- ASSIGNED TASK -
Nothing but an exact copy of the records is expected here.

#####

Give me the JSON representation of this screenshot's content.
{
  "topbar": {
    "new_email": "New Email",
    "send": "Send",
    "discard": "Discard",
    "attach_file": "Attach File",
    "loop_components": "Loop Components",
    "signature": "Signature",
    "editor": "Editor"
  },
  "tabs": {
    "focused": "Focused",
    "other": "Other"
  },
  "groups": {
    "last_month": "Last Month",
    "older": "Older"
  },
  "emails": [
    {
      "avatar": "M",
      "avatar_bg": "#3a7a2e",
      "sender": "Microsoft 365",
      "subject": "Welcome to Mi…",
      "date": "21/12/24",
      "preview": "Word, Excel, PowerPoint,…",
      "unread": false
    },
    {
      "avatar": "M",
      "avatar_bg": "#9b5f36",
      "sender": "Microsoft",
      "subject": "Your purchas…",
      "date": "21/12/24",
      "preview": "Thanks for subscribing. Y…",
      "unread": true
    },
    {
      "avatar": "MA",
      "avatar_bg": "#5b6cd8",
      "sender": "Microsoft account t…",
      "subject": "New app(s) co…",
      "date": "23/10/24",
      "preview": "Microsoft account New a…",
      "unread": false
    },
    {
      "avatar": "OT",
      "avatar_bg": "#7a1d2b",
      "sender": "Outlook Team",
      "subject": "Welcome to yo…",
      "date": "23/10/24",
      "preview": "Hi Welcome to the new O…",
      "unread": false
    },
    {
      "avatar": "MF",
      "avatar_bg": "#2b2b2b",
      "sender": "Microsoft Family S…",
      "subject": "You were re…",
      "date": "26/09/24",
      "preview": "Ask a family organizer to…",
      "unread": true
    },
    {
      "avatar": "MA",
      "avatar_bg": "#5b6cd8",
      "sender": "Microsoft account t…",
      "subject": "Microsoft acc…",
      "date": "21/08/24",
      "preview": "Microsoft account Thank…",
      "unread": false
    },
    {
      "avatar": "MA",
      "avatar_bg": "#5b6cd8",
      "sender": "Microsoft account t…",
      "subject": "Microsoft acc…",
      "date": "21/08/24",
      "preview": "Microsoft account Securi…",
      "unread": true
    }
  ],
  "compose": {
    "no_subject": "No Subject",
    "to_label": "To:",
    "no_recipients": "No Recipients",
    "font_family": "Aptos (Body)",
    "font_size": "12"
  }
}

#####

- WRITTEN REPLY -
Give me the JSON representation of this screenshot's content.
{
  "topbar": {
    "new_email": "New Email",
    "send": "Send",
    "discard": "Discard",
    "attach_file": "Attach File",
    "loop_components": "Loop Components",
    "signature": "Signature",
    "editor": "Editor"
  },
  "tabs": {
    "focused": "Focused",
    "other": "Other"
  },
  "groups": {
    "last_month": "Last Month",
    "older": "Older"
  },
  "emails": [
    {
      "avatar": "M",
      "avatar_bg": "#3a7a2e",
      "sender": "Microsoft 365",
      "subject": "Welcome to Mi…",
      "date": "21/12/24",
      "preview": "Word, Excel, PowerPoint,…",
      "unread": false
    },
    {
      "avatar": "M",
      "avatar_bg": "#9b5f36",
      "sender": "Microsoft",
      "subject": "Your purchas…",
      "date": "21/12/24",
      "preview": "Thanks for subscribing. Y…",
      "unread": true
    },
    {
      "avatar": "MA",
      "avatar_bg": "#5b6cd8",
      "sender": "Microsoft account t…",
      "subject": "New app(s) co…",
      "date": "23/10/24",
      "preview": "Microsoft account New a…",
      "unread": false
    },
    {
      "avatar": "OT",
      "avatar_bg": "#7a1d2b",
      "sender": "Outlook Team",
      "subject": "Welcome to yo…",
      "date": "23/10/24",
      "preview": "Hi Welcome to the new O…",
      "unread": false
    },
    {
      "avatar": "MF",
      "avatar_bg": "#2b2b2b",
      "sender": "Microsoft Family S…",
      "subject": "You were re…",
      "date": "26/09/24",
      "preview": "Ask a family organizer to…",
      "unread": true
    },
    {
      "avatar": "MA",
      "avatar_bg": "#5b6cd8",
      "sender": "Microsoft account t…",
      "subject": "Microsoft acc…",
      "date": "21/08/24",
      "preview": "Microsoft account Thank…",
      "unread": false
    },
    {
      "avatar": "MA",
      "avatar_bg": "#5b6cd8",
      "sender": "Microsoft account t…",
      "subject": "Microsoft acc…",
      "date": "21/08/24",
      "preview": "Microsoft account Securi…",
      "unread": true
    }
  ],
  "compose": {
    "no_subject": "No Subject",
    "to_label": "To:",
    "no_recipients": "No Recipients",
    "font_family": "Aptos (Body)",
    "font_size": "12"
  }
}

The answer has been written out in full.